I'm not going to snub my green nose at the LOHAS marketers and the LOHAS consumers because I'm one of them and I want to shop, therefore I am shopping.

Granted, I'm not going to live in a mall and spend the majority of my time thinking about buying stuff. But, I mean, who does? The fact of the matter is, the majority of people, even in wealthier countries, have to work so much now to make ends meet. And, most of these "consumers" aren't exactly raking in so much dough they have nothing better to do than throw their hard earned money out the window as mindless consumers trying to rape the planet of natural resources. They're just trying to get by and put a little comfort and beauty in their lives whether it be falling in love, getting some make up at Sephora, doing some volunteer work or wanting to buy a really nice house and fill it with nice things.


Picture of a Diver descending from the cliffs outside New Paltz, New York into the glacial Lake Minnewaska.

The bus pulls into the New Paltz parking lot. I see the Mohonk Tower in the distance, a vantage point from which one can look out over thousands and thousands of acres of preserved land on and below the Shawangunk Ridge. Just a stones throw from where I stand are glacial lakes with "National Geographic" photo worthy waterfalls and views to die for. Out of the corner of my eye, I see the Starbucks across the street. And, there are a string of restaurants catering to the SUNY New Paltz crowd. Everything from pizza pies to Thai, shawarma, falafel, burgers and beer, sushi, pretty much anything you'd ever want to eat from around the world. Yes, this is the nouveau country, bliss at the end of the road with the rest of the world creeping in. The whole world trying to get away from each other and ending up back together again.

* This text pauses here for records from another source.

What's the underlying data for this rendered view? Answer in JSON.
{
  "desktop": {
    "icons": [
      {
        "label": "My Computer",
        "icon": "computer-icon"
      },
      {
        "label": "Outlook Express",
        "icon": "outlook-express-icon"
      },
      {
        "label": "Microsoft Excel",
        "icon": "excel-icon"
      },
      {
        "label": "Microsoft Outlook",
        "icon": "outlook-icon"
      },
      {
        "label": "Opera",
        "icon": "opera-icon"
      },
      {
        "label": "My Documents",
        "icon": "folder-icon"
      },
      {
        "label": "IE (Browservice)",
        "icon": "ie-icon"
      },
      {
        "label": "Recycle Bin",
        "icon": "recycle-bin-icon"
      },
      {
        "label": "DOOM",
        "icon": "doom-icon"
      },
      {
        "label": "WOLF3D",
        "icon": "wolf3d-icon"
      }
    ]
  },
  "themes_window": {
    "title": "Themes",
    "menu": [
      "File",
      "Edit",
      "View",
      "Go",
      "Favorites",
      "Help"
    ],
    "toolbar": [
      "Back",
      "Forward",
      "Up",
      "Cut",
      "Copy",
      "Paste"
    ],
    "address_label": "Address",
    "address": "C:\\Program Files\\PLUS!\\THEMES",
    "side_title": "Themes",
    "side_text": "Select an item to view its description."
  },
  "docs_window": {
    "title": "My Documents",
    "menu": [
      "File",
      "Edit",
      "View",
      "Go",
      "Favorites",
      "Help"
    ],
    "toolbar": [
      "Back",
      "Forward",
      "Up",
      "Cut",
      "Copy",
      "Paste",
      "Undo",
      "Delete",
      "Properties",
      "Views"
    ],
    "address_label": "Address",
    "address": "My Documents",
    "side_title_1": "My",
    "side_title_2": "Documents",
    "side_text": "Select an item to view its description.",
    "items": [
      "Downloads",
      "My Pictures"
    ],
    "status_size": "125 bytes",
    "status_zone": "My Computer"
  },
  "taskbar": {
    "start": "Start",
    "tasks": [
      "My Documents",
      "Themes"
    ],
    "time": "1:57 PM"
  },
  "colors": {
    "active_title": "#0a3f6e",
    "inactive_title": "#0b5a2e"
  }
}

Standing at the bus stop, waiting for my ride, I hold my Chico bag full of LOHAS promotional items. I turn on my new iPAD and check out one of my favorite REM songs, actually a video of it on YouTube. The manic, magical, frenetic, fun words of Michael Stipe wash over me like the pineapple sorbet at Rouge Tomate:

"Uh oh, overflow, population, common food, but it'll do to save
yourself, serve yourself. World serves its own needs,
listen to your heart bleed.....

It's the end of the world as we know it.
It's the end of the world as we know it.
It's the end of the world as we know it and I feel fine."

And, I do. Happy Earth Day 2011. My Earth Day greeting is a little late in coming, but here none the less.

Copyright Paul E McGinniss 2011

Check out REM performing "It's the End of the World As We Know It" on the streets of Toronto.